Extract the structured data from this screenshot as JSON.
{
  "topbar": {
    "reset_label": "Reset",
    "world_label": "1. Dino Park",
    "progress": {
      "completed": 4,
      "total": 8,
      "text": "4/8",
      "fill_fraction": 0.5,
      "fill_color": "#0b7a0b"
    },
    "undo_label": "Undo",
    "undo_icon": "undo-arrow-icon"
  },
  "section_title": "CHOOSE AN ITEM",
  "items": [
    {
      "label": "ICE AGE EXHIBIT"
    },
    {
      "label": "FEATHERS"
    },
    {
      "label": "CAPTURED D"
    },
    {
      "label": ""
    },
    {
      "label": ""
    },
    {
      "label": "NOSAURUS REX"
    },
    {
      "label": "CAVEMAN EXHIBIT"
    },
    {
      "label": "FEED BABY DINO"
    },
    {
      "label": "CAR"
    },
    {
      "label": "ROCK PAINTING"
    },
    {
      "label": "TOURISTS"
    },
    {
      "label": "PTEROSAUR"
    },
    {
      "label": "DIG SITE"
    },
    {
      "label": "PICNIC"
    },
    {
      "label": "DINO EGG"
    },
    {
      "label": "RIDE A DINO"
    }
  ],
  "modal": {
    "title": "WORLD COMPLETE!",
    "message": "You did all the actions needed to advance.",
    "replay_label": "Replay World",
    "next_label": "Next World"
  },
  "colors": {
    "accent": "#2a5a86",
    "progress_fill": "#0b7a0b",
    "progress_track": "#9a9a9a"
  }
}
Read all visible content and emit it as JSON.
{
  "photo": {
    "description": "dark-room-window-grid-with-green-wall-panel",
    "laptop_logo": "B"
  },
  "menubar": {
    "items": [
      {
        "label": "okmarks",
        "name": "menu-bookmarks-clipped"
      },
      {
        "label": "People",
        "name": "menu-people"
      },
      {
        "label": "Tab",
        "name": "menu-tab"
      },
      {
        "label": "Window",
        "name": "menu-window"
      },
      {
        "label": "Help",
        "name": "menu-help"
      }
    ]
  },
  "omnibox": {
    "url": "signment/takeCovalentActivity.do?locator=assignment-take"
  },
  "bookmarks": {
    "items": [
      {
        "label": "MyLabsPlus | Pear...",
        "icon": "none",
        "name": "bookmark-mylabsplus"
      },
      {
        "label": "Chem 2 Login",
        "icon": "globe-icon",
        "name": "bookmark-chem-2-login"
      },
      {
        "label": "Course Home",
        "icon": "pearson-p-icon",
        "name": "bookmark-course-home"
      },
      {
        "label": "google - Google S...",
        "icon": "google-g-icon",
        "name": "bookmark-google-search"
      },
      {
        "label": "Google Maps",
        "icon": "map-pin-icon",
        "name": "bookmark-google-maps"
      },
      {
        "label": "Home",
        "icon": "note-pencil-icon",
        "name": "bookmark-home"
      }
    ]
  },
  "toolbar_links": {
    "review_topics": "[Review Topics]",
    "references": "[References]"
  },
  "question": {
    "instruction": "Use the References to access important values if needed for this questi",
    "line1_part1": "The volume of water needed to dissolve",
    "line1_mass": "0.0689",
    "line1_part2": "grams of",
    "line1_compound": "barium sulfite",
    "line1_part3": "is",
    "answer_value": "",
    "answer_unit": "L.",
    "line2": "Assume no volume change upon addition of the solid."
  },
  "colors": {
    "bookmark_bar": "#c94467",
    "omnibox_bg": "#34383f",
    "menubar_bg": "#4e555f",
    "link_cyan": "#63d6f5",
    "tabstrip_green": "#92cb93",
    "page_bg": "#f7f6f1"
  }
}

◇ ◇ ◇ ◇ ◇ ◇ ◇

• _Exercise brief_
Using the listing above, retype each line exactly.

• _Result below_
Extract the structured data from this screenshot as JSON.
{
  "topbar": {
    "reset_label": "Reset",
    "world_label": "1. Dino Park",
    "progress": {
      "completed": 4,
      "total": 8,
      "text": "4/8",
      "fill_fraction": 0.5,
      "fill_color": "#0b7a0b"
    },
    "undo_label": "Undo",
    "undo_icon": "undo-arrow-icon"
  },
  "section_title": "CHOOSE AN ITEM",
  "items": [
    {
      "label": "ICE AGE EXHIBIT"
    },
    {
      "label": "FEATHERS"
    },
    {
      "label": "CAPTURED D"
    },
    {
      "label": ""
    },
    {
      "label": ""
    },
    {
      "label": "NOSAURUS REX"
    },
    {
      "label": "CAVEMAN EXHIBIT"
    },
    {
      "label": "FEED BABY DINO"
    },
    {
      "label": "CAR"
    },
    {
      "label": "ROCK PAINTING"
    },
    {
      "label": "TOURISTS"
    },
    {
      "label": "PTEROSAUR"
    },
    {
      "label": "DIG SITE"
    },
    {
      "label": "PICNIC"
    },
    {
      "label": "DINO EGG"
    },
    {
      "label": "RIDE A DINO"
    }
  ],
  "modal": {
    "title": "WORLD COMPLETE!",
    "message": "You did all the actions needed to advance.",
    "replay_label": "Replay World",
    "next_label": "Next World"
  },
  "colors": {
    "accent": "#2a5a86",
    "progress_fill": "#0b7a0b",
    "progress_track": "#9a9a9a"
  }
}
Read all visible content and emit it as JSON.
{
  "photo": {
    "description": "dark-room-window-grid-with-green-wall-panel",
    "laptop_logo": "B"
  },
  "menubar": {
    "items": [
      {
        "label": "okmarks",
        "name": "menu-bookmarks-clipped"
      },
      {
        "label": "People",
        "name": "menu-people"
      },
      {
        "label": "Tab",
        "name": "menu-tab"
      },
      {
        "label": "Window",
        "name": "menu-window"
      },
      {
        "label": "Help",
        "name": "menu-help"
      }
    ]
  },
  "omnibox": {
    "url": "signment/takeCovalentActivity.do?locator=assignment-take"
  },
  "bookmarks": {
    "items": [
      {
        "label": "MyLabsPlus | Pear...",
        "icon": "none",
        "name": "bookmark-mylabsplus"
      },
      {
        "label": "Chem 2 Login",
        "icon": "globe-icon",
        "name": "bookmark-chem-2-login"
      },
      {
        "label": "Course Home",
        "icon": "pearson-p-icon",
        "name": "bookmark-course-home"
      },
      {
        "label": "google - Google S...",
        "icon": "google-g-icon",
        "name": "bookmark-google-search"
      },
      {
        "label": "Google Maps",
        "icon": "map-pin-icon",
        "name": "bookmark-google-maps"
      },
      {
        "label": "Home",
        "icon": "note-pencil-icon",
        "name": "bookmark-home"
      }
    ]
  },
  "toolbar_links": {
    "review_topics": "[Review Topics]",
    "references": "[References]"
  },
  "question": {
    "instruction": "Use the References to access important values if needed for this questi",
    "line1_part1": "The volume of water needed to dissolve",
    "line1_mass": "0.0689",
    "line1_part2": "grams of",
    "line1_compound": "barium sulfite",
    "line1_part3": "is",
    "answer_value": "",
    "answer_unit": "L.",
    "line2": "Assume no volume change upon addition of the solid."
  },
  "colors": {
    "bookmark_bar": "#c94467",
    "omnibox_bg": "#34383f",
    "menubar_bg": "#4e555f",
    "link_cyan": "#63d6f5",
    "tabstrip_green": "#92cb93",
    "page_bg": "#f7f6f1"
  }
}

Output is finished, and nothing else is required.